Paym, the UK service offered by 17 leading banks and building societies that enables money transfer between users via mobile numbers, had 2.6 million registered users at end-June 2015.
And the service carried 415,000 transactions in the three months to end June, worth more than £23 million.
All the figures are climbing on a sequential basis, but that is hardly surprising since this is a relatively new service (it launched in April 2014). Since launch, a total of 1.25 million transactions worth £70 million have been sent.
Deep analysis is difficult since Paym does not break out how many of its registrations are regular, or occasional, users.
Paym has, however, conducted a survey which shows a shift in usage patterns over the last six months (from January 2015). Users are now using the service to pay back immediate family money owned for petrol (25 per cent), bills (22 per cent) and household costs (19 per cent), a change from January 2015 when the payment service was mainly being used to settle up for socialising (lunch or dinner was 20 per cent of total at start of year).
This shift is probably explained by a slightly older demographic for Paym over the past six months. The 35-64 year olds account for 39 per cent of registrations, up 35 per cent six months ago.
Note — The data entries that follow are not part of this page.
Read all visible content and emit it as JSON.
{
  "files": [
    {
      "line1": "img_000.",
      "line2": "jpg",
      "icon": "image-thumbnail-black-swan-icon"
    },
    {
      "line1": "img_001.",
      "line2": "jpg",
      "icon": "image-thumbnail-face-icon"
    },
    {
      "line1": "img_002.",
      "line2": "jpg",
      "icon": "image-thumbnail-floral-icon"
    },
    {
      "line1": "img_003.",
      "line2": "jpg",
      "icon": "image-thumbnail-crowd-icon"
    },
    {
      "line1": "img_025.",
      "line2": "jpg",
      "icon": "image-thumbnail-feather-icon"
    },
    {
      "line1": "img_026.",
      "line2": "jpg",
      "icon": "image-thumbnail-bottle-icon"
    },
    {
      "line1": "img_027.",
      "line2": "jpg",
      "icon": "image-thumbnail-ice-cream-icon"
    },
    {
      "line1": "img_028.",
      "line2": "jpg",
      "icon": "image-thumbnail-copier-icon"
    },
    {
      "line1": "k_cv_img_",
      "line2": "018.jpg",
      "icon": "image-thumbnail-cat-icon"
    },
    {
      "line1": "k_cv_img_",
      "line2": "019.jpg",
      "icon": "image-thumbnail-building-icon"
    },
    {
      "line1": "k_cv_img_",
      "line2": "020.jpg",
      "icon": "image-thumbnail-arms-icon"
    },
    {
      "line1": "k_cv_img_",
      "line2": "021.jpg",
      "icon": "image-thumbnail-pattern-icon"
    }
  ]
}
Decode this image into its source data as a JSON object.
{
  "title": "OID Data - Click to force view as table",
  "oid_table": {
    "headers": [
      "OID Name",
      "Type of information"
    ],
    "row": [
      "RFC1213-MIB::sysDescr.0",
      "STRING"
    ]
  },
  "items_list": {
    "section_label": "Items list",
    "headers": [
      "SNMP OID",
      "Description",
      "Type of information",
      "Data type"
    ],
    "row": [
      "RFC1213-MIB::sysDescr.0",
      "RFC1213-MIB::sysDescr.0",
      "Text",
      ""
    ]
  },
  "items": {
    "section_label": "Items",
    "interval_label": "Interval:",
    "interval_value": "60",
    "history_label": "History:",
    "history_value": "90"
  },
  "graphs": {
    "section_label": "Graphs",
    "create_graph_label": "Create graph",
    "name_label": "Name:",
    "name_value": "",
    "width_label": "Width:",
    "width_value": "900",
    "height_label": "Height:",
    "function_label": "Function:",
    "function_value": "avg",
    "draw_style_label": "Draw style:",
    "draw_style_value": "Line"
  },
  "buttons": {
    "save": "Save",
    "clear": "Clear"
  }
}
This indicates more money flowing from the pocket of parents via Paym to their children.
Paym is run by the Mobile Payments Service Company on behalf of Payments UK (formerly the Payments Council), which represents the country’s leading financial institutions.